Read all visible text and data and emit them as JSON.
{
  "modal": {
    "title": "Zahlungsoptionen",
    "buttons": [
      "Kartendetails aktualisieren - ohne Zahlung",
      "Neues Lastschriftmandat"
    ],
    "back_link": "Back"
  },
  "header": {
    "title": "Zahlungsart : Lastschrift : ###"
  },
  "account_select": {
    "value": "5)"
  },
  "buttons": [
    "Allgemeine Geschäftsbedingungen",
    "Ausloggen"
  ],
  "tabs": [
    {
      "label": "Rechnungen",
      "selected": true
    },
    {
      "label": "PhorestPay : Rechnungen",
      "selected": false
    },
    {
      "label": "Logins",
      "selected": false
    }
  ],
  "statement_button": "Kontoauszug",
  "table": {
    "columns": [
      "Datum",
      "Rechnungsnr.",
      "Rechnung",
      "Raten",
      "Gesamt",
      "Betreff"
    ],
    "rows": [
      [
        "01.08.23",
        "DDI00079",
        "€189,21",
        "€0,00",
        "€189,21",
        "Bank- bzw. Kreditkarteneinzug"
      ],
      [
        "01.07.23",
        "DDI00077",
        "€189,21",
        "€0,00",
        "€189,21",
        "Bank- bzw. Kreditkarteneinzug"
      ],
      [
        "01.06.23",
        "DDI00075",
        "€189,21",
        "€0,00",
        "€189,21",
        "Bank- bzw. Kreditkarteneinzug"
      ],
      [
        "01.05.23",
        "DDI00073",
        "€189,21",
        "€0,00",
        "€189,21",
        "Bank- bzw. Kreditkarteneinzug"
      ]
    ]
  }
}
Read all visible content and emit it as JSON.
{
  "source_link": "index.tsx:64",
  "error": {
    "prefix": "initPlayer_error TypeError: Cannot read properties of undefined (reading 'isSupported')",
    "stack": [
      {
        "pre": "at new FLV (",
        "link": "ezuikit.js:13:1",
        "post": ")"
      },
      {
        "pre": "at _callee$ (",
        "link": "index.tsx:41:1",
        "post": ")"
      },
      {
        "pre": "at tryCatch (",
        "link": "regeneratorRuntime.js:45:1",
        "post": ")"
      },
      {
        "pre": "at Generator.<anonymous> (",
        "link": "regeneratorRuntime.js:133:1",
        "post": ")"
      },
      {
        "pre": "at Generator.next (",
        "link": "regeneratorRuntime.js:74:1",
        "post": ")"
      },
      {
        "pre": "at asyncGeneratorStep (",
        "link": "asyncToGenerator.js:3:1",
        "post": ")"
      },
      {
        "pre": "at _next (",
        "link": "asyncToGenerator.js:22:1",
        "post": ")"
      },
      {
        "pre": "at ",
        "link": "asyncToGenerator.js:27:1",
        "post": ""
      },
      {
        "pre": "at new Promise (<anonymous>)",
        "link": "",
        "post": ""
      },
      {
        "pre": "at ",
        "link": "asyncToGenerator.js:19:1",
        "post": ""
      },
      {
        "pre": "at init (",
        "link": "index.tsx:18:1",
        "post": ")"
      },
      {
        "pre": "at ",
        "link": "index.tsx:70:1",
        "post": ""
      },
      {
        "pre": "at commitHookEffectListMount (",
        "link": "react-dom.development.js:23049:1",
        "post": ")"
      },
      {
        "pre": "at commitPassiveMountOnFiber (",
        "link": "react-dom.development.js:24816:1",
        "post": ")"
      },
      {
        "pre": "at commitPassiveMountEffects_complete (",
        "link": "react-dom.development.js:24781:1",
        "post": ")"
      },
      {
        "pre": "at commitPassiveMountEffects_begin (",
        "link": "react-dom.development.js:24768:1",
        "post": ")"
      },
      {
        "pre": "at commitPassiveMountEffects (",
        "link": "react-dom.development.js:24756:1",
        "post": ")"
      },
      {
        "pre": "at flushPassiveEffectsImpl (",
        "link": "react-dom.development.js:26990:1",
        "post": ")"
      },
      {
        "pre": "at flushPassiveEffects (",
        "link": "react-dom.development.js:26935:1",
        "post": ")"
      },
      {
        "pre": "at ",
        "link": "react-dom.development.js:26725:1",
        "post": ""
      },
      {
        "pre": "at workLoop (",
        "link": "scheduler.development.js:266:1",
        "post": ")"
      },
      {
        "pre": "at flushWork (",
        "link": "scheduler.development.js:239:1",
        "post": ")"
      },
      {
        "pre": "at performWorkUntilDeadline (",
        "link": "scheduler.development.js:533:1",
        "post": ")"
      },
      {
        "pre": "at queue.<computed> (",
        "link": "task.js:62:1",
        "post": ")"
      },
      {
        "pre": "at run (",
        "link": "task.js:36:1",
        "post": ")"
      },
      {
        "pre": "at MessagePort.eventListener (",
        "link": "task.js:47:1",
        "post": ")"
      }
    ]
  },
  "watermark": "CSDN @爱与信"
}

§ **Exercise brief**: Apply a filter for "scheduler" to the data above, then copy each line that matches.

§ **Written solution**:
        "link": "scheduler.development.js:266:1",
        "link": "scheduler.development.js:239:1",
        "link": "scheduler.development.js:533:1",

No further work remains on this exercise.